> _Exercise directions_
Using the records that follow, count the lines containing the word "Settings" and give that number only.

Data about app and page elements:
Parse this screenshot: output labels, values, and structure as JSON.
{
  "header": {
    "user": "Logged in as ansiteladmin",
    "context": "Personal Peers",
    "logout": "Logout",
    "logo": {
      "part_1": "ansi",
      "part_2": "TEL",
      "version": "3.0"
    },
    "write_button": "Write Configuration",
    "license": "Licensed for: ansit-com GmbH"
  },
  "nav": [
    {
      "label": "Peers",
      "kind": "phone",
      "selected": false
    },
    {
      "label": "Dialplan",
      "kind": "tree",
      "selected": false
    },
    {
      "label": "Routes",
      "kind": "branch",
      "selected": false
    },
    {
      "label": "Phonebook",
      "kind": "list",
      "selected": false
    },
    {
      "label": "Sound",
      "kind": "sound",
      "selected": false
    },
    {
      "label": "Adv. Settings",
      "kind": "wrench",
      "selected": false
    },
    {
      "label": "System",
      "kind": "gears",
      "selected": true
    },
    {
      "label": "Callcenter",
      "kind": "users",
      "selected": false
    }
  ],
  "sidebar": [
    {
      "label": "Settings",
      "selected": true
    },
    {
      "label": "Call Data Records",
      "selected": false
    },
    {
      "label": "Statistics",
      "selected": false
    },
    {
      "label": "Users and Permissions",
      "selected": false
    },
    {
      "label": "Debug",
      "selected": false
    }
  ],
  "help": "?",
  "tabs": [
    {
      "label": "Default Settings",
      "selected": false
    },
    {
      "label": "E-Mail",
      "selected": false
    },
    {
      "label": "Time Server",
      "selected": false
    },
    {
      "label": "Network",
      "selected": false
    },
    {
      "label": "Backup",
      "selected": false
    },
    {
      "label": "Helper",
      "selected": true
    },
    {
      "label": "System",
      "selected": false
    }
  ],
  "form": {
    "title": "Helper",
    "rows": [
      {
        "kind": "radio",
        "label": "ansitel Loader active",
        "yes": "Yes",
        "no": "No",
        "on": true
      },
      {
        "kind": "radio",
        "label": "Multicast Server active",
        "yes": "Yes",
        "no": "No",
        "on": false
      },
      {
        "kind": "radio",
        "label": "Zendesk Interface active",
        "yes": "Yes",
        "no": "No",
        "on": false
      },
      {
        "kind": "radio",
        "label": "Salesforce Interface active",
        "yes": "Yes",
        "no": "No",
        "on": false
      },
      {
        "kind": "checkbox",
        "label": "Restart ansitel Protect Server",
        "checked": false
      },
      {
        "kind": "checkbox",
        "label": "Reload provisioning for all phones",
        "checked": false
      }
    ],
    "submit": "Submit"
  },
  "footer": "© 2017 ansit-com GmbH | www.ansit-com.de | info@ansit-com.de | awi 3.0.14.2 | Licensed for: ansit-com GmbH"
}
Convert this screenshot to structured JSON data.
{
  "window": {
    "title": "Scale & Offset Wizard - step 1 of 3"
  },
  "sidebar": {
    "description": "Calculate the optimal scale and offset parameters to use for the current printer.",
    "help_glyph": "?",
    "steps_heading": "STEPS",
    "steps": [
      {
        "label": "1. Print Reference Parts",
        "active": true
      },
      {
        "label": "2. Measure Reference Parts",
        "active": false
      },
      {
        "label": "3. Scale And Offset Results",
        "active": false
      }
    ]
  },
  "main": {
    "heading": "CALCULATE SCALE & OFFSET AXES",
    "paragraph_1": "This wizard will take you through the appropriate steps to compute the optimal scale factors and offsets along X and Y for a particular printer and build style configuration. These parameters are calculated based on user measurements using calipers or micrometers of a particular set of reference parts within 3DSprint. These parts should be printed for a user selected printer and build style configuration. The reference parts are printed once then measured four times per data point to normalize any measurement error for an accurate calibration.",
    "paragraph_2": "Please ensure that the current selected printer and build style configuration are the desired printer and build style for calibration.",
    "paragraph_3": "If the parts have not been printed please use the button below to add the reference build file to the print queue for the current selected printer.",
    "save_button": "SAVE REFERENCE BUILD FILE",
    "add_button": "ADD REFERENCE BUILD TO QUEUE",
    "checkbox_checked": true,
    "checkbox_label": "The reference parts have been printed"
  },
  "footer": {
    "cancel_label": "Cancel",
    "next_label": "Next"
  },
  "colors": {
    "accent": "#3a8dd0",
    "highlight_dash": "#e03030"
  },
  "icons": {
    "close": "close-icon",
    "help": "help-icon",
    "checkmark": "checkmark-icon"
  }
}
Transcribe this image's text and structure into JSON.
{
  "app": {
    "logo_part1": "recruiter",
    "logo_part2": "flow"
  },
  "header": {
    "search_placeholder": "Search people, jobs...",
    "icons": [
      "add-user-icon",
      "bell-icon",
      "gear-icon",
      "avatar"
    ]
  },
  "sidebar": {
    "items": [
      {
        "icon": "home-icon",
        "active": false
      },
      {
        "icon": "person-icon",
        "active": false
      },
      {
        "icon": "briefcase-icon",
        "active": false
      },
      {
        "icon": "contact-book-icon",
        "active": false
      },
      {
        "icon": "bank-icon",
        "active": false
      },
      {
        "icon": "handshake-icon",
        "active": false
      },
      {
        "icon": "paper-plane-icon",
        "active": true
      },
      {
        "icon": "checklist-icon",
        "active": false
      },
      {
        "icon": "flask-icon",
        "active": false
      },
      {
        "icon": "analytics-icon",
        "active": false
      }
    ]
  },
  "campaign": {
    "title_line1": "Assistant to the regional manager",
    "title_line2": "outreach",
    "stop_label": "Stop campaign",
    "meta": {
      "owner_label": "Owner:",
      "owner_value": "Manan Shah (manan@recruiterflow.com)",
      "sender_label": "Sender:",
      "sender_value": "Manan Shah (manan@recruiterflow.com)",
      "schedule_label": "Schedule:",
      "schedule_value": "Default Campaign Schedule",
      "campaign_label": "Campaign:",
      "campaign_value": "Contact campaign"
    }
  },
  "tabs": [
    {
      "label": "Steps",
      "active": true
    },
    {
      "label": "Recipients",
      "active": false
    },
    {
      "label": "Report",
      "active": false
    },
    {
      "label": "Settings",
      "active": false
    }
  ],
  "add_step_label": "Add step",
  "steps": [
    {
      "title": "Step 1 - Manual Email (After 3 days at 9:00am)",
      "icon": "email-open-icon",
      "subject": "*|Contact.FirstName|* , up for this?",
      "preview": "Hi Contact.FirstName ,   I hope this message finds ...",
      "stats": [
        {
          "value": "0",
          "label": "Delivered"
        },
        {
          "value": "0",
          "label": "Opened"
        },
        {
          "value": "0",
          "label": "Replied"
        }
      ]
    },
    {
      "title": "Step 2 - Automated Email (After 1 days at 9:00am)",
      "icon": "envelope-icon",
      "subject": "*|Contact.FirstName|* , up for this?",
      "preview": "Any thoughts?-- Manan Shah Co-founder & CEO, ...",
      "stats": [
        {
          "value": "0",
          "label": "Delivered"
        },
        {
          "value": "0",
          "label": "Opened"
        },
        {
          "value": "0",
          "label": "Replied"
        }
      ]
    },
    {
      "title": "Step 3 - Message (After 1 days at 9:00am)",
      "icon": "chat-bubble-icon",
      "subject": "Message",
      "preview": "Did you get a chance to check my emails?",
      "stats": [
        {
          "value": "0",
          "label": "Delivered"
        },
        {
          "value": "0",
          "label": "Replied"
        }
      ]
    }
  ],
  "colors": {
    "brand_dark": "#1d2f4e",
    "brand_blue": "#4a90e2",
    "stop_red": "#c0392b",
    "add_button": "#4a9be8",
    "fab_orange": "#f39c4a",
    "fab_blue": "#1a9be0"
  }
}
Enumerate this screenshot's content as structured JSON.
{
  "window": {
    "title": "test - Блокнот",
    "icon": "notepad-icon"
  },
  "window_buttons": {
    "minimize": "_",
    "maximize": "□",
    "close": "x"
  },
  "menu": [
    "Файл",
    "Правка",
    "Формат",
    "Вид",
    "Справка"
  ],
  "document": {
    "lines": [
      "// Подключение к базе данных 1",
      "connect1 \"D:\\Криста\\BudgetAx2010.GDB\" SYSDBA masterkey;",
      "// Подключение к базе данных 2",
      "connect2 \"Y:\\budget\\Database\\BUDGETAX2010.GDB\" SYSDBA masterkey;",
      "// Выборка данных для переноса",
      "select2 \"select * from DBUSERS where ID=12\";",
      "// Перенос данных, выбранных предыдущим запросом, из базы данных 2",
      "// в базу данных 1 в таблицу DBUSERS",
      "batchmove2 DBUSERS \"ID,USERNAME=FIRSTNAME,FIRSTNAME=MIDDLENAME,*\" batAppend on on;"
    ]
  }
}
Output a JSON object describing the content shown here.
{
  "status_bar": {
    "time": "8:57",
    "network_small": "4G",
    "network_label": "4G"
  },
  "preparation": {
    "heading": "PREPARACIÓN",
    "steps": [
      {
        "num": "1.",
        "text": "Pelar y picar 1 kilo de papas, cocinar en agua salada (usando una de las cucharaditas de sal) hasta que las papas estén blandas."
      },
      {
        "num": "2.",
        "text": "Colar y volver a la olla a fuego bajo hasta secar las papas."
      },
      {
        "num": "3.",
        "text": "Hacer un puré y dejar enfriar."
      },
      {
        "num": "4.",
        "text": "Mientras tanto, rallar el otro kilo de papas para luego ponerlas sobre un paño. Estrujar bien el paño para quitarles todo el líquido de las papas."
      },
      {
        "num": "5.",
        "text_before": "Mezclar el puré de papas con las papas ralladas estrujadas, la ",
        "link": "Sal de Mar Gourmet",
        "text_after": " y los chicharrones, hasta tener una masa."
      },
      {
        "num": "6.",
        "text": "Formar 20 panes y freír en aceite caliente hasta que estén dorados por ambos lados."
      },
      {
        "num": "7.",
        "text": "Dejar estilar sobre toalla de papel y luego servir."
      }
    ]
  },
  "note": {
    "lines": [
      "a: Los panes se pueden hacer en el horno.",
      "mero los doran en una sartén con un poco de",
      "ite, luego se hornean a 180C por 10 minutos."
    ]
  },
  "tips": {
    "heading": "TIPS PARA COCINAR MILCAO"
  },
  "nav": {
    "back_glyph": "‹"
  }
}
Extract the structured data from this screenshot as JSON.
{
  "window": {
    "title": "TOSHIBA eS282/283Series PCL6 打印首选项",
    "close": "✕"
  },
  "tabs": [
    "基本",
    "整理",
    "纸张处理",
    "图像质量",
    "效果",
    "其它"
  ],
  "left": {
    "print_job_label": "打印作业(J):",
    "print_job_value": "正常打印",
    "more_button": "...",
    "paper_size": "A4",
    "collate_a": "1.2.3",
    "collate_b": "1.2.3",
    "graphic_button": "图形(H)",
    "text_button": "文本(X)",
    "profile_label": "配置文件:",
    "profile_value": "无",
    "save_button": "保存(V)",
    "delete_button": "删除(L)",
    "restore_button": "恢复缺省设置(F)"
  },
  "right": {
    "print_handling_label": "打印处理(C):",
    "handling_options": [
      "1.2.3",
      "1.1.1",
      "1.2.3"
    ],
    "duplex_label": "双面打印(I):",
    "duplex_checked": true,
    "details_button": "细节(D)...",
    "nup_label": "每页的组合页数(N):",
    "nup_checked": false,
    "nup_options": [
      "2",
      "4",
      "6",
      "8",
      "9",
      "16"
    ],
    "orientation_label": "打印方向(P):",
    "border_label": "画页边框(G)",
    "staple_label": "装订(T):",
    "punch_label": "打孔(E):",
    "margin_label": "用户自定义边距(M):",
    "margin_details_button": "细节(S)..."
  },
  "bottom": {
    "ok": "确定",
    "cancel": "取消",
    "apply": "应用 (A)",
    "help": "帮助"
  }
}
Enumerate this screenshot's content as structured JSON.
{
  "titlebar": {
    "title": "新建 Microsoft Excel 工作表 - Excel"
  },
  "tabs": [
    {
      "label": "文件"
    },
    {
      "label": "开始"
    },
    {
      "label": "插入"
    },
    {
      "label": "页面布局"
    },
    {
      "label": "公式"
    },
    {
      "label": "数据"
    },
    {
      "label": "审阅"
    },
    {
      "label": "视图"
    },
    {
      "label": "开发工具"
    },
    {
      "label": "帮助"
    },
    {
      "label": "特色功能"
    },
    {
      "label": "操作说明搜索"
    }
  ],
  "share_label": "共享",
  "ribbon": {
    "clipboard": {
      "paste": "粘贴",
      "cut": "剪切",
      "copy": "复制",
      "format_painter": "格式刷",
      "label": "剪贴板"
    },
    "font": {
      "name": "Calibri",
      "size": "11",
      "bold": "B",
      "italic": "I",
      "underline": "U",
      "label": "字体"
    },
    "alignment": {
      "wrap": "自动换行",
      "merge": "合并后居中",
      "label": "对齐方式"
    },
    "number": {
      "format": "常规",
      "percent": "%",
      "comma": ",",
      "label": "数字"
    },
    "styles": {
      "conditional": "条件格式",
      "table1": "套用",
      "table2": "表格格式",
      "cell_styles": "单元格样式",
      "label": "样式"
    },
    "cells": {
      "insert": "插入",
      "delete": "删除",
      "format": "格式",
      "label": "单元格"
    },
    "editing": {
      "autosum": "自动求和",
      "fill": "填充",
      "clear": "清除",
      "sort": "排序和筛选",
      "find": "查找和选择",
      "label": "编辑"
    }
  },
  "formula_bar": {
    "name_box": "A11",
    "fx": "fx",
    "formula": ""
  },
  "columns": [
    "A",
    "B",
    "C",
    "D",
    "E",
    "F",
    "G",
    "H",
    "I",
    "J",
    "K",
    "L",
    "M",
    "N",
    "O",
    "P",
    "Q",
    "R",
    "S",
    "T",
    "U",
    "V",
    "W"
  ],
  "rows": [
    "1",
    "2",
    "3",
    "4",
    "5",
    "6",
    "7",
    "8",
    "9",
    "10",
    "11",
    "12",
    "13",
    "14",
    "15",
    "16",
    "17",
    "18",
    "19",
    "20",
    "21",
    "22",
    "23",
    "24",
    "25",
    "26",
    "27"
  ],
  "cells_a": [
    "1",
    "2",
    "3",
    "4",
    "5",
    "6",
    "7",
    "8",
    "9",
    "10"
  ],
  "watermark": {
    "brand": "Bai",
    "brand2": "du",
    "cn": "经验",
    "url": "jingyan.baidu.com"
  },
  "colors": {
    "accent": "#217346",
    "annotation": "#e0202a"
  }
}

> _Result for this task_
4